Bunyoro Kitara Kingdom has opposed government’s proposal to construct a hydropower dam in Murchison Falls National Park.
In a July 3 letter to the chief executive officer of Electricity Regulatory Authority (ERA), the kingdom prime minister, Mr Andrew Byakutaga, stated that the park is a unique landscape with several components that are crucial for enhancing the social-ecological resilience of the people of Bunyoro and neighbouring districts.
“Building a hydropower dam along River Nile within Murchison Falls National Park will disrupt the physio-chemical and biological processes of the river. The river and the adjacent riparian landscapes host several flora, fauna and cultural landscapes revered by the people of Bunyoro and used in several cultural and royal rituals,” the letter reads in part.
On June 7, ERA ran a public notice in the media indicating that it received an application from Bonang Power and Energy (Pty) Limited in April for a permit to conduct feasibility studies for construction of a hydro power dam on Victoria Nile in the park.
The notice attracted a public uproar with several conservationists rejecting the proposal.
Mr Byakutaga said the park has several sacred sites that are critical in the cultural identity of the kingdom.
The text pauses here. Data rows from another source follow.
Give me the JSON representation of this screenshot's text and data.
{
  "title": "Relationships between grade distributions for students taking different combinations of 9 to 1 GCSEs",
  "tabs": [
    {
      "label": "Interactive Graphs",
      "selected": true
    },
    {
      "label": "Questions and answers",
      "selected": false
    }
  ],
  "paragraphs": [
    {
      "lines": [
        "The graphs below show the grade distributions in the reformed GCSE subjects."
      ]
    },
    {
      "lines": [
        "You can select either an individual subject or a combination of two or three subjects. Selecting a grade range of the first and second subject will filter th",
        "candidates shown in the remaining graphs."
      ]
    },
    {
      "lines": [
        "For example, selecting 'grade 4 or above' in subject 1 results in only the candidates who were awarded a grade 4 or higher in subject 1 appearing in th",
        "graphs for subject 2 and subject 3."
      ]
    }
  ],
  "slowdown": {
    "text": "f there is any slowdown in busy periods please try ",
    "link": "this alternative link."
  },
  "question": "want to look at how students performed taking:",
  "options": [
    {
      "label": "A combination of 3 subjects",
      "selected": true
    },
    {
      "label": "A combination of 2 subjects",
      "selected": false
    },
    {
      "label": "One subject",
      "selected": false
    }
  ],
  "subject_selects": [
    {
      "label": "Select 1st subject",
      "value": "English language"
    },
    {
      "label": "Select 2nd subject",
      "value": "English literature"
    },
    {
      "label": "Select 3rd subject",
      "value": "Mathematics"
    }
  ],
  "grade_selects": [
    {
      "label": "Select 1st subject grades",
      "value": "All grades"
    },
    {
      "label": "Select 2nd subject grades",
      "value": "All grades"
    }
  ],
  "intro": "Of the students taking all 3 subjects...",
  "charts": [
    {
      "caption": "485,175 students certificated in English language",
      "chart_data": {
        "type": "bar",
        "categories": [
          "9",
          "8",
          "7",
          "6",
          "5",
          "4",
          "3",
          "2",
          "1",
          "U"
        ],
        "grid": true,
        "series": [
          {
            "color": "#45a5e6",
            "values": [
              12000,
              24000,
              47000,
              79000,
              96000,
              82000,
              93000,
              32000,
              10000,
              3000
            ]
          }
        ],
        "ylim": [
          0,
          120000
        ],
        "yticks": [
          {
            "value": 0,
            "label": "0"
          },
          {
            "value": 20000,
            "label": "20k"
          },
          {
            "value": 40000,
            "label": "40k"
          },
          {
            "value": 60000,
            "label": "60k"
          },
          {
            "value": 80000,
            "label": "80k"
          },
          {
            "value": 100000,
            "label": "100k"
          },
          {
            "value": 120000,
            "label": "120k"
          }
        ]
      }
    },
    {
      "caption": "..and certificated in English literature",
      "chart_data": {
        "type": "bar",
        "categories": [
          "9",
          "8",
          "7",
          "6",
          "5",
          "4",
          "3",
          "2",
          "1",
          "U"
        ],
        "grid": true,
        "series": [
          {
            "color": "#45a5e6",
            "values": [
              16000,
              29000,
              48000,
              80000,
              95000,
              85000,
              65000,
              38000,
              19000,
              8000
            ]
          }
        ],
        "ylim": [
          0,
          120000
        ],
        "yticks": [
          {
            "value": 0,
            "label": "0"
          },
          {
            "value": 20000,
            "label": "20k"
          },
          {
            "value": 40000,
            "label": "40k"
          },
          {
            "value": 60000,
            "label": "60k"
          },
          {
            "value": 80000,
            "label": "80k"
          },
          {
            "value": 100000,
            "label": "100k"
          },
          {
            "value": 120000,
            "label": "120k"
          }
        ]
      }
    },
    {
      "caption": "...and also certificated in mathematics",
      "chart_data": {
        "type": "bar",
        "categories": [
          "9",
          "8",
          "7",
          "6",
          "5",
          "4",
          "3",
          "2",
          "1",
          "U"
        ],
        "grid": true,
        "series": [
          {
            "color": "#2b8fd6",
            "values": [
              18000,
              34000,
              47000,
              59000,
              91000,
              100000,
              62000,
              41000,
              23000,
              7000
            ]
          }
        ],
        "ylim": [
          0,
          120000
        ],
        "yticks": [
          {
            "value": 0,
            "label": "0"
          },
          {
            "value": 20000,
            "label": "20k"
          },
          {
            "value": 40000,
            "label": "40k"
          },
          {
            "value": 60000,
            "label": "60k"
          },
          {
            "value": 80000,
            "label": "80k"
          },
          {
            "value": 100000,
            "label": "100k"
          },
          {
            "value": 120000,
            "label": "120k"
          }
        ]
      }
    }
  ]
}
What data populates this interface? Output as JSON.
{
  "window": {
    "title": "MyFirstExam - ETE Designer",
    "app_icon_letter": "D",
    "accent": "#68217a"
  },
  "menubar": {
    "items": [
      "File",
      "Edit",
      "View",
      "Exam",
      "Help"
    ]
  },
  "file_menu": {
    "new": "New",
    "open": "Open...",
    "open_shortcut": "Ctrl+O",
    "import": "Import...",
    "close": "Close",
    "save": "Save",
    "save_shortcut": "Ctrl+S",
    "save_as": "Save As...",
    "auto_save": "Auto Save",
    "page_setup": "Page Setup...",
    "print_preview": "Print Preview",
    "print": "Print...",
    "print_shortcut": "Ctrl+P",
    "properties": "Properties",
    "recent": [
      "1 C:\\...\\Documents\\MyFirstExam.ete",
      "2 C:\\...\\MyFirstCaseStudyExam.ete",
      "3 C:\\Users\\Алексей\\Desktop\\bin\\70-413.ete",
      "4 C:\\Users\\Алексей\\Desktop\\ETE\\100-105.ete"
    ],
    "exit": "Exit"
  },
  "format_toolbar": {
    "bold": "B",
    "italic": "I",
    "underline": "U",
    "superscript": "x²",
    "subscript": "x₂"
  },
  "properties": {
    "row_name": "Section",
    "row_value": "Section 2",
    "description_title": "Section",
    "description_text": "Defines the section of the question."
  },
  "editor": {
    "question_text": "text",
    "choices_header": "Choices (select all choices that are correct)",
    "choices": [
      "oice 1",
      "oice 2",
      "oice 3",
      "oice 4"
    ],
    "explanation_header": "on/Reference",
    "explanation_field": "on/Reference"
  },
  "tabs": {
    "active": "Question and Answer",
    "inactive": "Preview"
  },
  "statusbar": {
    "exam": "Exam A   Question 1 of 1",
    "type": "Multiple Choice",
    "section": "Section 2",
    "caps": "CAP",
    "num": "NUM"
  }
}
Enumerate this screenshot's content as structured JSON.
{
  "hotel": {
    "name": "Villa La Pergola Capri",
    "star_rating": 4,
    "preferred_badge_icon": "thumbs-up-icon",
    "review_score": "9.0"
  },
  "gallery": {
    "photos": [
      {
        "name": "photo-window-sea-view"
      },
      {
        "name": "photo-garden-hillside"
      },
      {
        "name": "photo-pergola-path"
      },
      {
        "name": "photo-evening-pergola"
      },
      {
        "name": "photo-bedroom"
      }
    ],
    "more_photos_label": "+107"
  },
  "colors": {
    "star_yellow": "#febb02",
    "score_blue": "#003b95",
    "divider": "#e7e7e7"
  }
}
“Building the dam on the proposed site will affect the Murchison/ Kabalega falls either through changes in the flow regime or sediment transfer. This will affect the flora and fauna around the site yet this is the main touristic attraction in the park,” he stated.
Thousands of tourists visit the park annually.
On November 26, 2013, the Omukama of Bunyoro, Dr Solomon Gafabusa Iguru I, erected a plaque on top of the falls to mark the site where the Babiito first stepped on their way to the kingdom around 1500 AD.
Mr Byakutaga said the park is already under stress from the oil and gas exploration and development activities which will affect its ecological resilience, adding that a dam construction will exacerbate the risk.
Mr Julius Wandera, the ERA spokesperson, said the comments from Bunyoro and all other stakeholders are welcome.
“A technical review of the application is ongoing and within two weeks time, the board of ERA might have taken a decision and we shall announce it,” Mr Wandera said.
Murchison Falls National Park lies at the northern end of the Albertine Rift Valley, where the sweeping Bunyoro escarpment tumbles into vast, palm-dotted savanna. First gazetted as a game reserve in 1926, it is Uganda’s largest and oldest conservation area, hosting 76 species of mammals and 451 birds. The park is bisected by the Victoria Nile, which plunges 45m over the remnant rift valley wall, creating the dramatic Murchison Falls, the centerpiece of the park and the final event in an 80km stretch of rapids. The stretch of river provides one of Uganda’s most remarkable wildlife spectacles. According to the Uganda Wildlife Authority’s official website, the park has elephants, giraffes and buffaloes; while hippos, Nile crocodiles and aquatic birds. At Murchison falls, River Nile squeezes through an 8 metre wide gorge and plunges with a thunderous roar below a valley, creating a trademark rain ball.